Her upcoming publications include chapters in Oxford Handbook of the Bible in India, Oxford Bibliographies, and a volume on Dalit Theology.

Dr. Brittney Cooper

Professor, Women’s Gender and Sexuality Studies and Africana Studies | Rutgers University 

Dr. Brittney Cooper’s Bio

Brittney Cooper is Professor of Women’s, Gender, and Sexuality Studies and Africana Studies at Rutgers University. She is also Founding Director and Principal Investigator of the Race and Gender Equity or RAGE Lab at Rutgers. She is author of several books including the New York Times bestseller Eloquent Rage, and most recently Stand Up: Ten Mighty Women Who Made a Change. She’s a commentator on MSNBC, a contributor at The Cut, and has written for the New York Times, Time Magazine, Essence, Cosmopolitan and many others. Dr. Cooper hails from Louisiana and is a proud alumna of Howard University. She is also a licensed minister in the Baptist Church.

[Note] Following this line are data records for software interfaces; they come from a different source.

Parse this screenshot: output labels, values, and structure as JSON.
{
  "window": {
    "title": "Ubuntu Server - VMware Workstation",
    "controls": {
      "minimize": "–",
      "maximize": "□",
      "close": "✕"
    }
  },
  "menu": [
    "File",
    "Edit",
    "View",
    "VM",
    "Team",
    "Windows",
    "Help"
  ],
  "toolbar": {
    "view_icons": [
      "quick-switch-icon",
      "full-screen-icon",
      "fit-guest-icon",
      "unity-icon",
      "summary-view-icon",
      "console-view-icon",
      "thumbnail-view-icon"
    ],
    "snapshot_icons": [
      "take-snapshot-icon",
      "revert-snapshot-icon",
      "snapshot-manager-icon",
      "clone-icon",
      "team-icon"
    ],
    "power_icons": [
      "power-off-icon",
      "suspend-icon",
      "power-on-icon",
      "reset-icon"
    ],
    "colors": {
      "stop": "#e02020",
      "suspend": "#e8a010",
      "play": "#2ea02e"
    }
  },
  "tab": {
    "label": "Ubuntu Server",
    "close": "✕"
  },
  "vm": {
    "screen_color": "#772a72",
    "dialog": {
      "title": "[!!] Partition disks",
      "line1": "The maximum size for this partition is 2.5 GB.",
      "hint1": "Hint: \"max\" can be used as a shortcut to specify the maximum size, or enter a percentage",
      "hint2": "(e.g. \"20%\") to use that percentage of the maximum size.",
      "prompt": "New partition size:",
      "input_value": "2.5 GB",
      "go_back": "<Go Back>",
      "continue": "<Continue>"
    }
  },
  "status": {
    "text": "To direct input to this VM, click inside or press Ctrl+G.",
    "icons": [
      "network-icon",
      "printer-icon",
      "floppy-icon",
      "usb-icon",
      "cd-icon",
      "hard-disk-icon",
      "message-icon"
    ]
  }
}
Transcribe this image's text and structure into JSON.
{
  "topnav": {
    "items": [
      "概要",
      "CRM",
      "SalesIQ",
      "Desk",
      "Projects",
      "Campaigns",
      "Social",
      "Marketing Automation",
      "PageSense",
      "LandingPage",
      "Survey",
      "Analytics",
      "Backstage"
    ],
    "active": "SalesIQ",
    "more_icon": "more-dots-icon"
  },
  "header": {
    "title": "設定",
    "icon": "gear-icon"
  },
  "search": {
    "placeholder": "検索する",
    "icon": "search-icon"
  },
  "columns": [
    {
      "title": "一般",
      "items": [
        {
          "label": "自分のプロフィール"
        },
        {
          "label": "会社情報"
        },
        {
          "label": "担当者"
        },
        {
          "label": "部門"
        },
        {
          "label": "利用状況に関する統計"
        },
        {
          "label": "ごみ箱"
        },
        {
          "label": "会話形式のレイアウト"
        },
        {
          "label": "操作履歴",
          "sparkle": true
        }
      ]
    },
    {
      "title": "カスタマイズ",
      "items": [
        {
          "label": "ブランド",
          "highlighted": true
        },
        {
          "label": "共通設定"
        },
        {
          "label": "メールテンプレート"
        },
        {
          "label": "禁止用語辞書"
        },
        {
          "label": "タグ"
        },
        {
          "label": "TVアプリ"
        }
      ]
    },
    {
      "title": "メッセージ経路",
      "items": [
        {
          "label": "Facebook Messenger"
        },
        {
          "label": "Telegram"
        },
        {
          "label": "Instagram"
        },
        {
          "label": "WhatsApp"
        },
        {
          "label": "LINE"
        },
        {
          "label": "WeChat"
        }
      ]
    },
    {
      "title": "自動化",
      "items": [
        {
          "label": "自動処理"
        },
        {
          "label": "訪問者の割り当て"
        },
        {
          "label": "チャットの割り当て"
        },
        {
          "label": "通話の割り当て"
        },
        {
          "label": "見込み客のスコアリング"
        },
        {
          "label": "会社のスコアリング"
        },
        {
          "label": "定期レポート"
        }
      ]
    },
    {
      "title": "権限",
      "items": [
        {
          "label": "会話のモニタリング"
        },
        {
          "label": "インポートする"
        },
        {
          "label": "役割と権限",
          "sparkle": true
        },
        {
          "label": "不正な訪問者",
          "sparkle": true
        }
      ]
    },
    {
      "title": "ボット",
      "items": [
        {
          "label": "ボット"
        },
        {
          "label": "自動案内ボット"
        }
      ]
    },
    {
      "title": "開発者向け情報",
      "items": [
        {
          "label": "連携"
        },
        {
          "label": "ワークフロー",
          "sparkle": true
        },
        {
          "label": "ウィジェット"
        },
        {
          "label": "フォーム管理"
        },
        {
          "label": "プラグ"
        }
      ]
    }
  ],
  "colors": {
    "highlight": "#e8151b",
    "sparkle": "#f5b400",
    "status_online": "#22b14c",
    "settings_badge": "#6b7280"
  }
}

Ms. Emma Eagle Heart-White

Psychotherapist | Oneida Tribe of Indians of Wisconsin

Emma Eagle Heart-White Bio

Emma Eagle Heart-White, MAC, LPC, (Waŋblí Wíyaka Wíŋ – Eagle Feather Woman), Oglála Lakȟóta, is a sexual assault survivor, advocate, and psychotherapist.  She is the co-author of Warrior Princesses Strike Back:  How Lakota Twins Fight Oppression and Heal Through Connectedness.  Emma utilizes her foundational Lakȟóta upbringing to support others on their healing path.  As a survivor of sexual assault, Emma’s passion is in helping others heal as she draws from her own personal, professional, and cultural experience.  Understanding the impact of intergenerational trauma and historical trauma was instrumental in her finding healing through traditional Lakota spirituality and reconciling deep traumas that plague many Indigenous communities.

Mrs. Eagle Heart-White combines a number of trauma informed healing modalities including culturally-based practices of smudging with traditional medicines, healing knowledge, and healing programs such as, White Bison’s “Mending Broken Hearts-Healing Unresolved Grief and Intergenerational Trauma and White Bison:  Youth-Purpose of Life.  She, also, employs Western modalities including Brainspotting Therapy discovered by Dr. David Grand.  This therapy is effective for treating and processing traumatic memories on an emotional and somatic level.  She is a co-facilitator of Dialectical Behavior Therapy youth groups.  She is, also, a Reiki/Energy Work practitioner.  Throughout her career, Emma has worked with at-risk youth, individuals, couples, elderly, and families.  She has treated individuals experiencing depression, anxiety, trauma, posttraumatic stress disorder, suicide, bipolar disorder, schizoaffective disorder, schizophrenia, domestic and sexual violence.

Emma holds a Master of Arts in Counseling (M.A.), Community emphasis, from Lakeland University, a Bachelor of Arts (B.A.) in Educational Policy and Community Studies, and an Interdisciplinary Degree in American Indian Studies from the University of Wisconsin-Milwaukee.

Emma has been a psychotherapist for seven years, a Domestic Violence Advocate in both community and court settings for five years, and a Native American youth advocate in the public school system for five years.. She has also served as adjunct staff for the University of Wisconsin-Oshkosh teaching Domestic Violence classes to undergraduate students.




Ms. Muthoni Muriu

Senior Adviser, Diversity, Inclusion and Shared Leadership | UN Women

Ms. Muthoni Muriu’s Bio

Ms. Muthoni Muriu brings over twenty-five years of international development experience, and a passion for women’s rights and social justice, to her role as Senior Adviser, Diversity, Inclusion and Shared Leadership for UN Women. In her role, she supports the development, implementation and monitoring of UN Women’s diversity and inclusion programs.  This includes a focus on race and discrimination issues related to, amongst others, sexual orientation, nationality, ethnicity, language, religion, and disability. Her focus is on supporting a truly inclusive workplace culture where all personnel are valued and empowered to contribute their best work in service of gender equality and the empowerment of women.

For more information or questions, please contact Yvonne O’Neal at